Scott E. Counts, Ph.D.
Associate Professor of Translational Science & Molecular Medicine
Scott grew up in Virginia and South Carolina and received his undergraduate degree from Davidson College, concentrating in History and English. After working for several years as a chemist at the U.S. Centers for Disease Control, he went on to earn his Ph.D. in Neuroscience from Emory University in 2000, studying under Dr. Allan I. Levey in the Department of Neurology to understand the metabolic regulation of presenilin-1, a key protein involved in familial forms of Alzheimer’s Disease (AD). That same year, he joined Dr. Elliott J. Mufson’s lab at Rush University Medical Center as an Instructor of Neurological Sciences, studying cholinergic mechanisms of AD and its prodromal stage, mild cognitive impairment (MCI), as part of Rush’s NIA-funded Training Program in Age-related Neurodegenerative Disorders. Dr. Counts was appointed to an Assistant Professor of Neurological Sciences at Rush in 2003 based on his expertise in using functional genomic technologies to compare and contrast postmortem brain samples from people who died within the clinical spectrum of no cognitive impairment (NCI) to MCI to AD. In 2013, Dr. Counts was recruited to Michigan State University as an Associate Professor of Translational Science and Molecular Medicine (primary) and Family Medicine (secondary) at the Grand Rapids campus. His research has been continuously funded since 1998 and he is an author of over 50 papers and book chapters on the molecular pathogenesis of AD. When not in the lab, Scott has enjoyed exploring Grand Rapids and western Michigan with his family.
|Institution||Field of Study||Degree Earned||Year|
|Davidson College, Davidson, NC||History, English||A.B.||1986|
|Emory University School of Medicine, Atlanta, GA||Neuroscience||Ph.D||2000|
The goal of Dr. Counts’ research is to understand the molecular pathogenic mechanisms of selective neuronal vulnerability in AD. Specific topics of interest include gene regulation within vulnerable projection neurons of cholinergic basal forebrain, noradrenergic locus coeruleus, and glutamatergic medial temporal lobe circuits, differential gene regulation in familial and sporadic AD, mechanisms of neurogenetic protection during AD progression, and the discovery of potential cerebrospinal fluid AD biomarkers. These studies are addressed by combining state-of-the-art functional genomic approaches with autopsied tissue from subjects who died with a clinical diagnosis of NCI, MCI, or AD. This allows us the unique opportunity to correlate our findings with clinical pathologic variables collected for these subjects. Dr. Counts also incorporates preclinical transgenic mouse and cell culture models to analyze his human tissue findings mechanistically. Bridging insights into the molecular pathology of AD with current knowledge of clinical disease and human neuropathology is critical for advancing translational research into disease-modifying therapeutics.
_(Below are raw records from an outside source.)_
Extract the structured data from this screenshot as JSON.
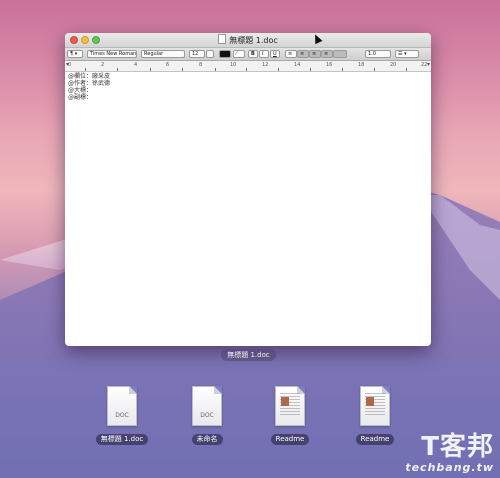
{
  "window": {
    "title": "無標題 1.doc",
    "label": "無標題 1.doc"
  },
  "toolbar": {
    "list_style": "¶ ▾",
    "font_family": "Times New Roman",
    "font_style": "Regular",
    "font_size": "12",
    "bold": "B",
    "italic": "I",
    "underline": "U",
    "line_spacing": "1.0",
    "list": "☰ ▾"
  },
  "ruler": {
    "numbers": [
      "0",
      "2",
      "4",
      "6",
      "8",
      "10",
      "12",
      "14",
      "16",
      "18",
      "20",
      "22"
    ]
  },
  "document": {
    "lines": [
      "@欄位：廠采皮",
      "@作者：徐武德",
      "@大標：",
      "@副標："
    ]
  },
  "desktop_files": [
    {
      "name": "無標題 1.doc",
      "ext": "DOC",
      "kind": "doc"
    },
    {
      "name": "未命名",
      "ext": "DOC",
      "kind": "doc"
    },
    {
      "name": "Readme",
      "ext": "",
      "kind": "rtfd"
    },
    {
      "name": "Readme",
      "ext": "",
      "kind": "rtfd"
    }
  ],
  "watermark": {
    "cn": "T客邦",
    "en": "techbang.tw"
  },
  "colors": {
    "close": "#ee5b52",
    "minimize": "#f4bd3b",
    "maximize": "#62c654"
  }
}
- Laser Capture Microdissection
- Single cell RNA amplification
- microRNA profiling
- PCR-based methods
- Primary neuron and neuronotypic cell culture
- In vitro and in vivo gene transfer and pharmacology
- Tissue and cell culture enzymology
- Immunoblot, immunoprecipitation, ELISA
- Two-dimensional gel electrophoresis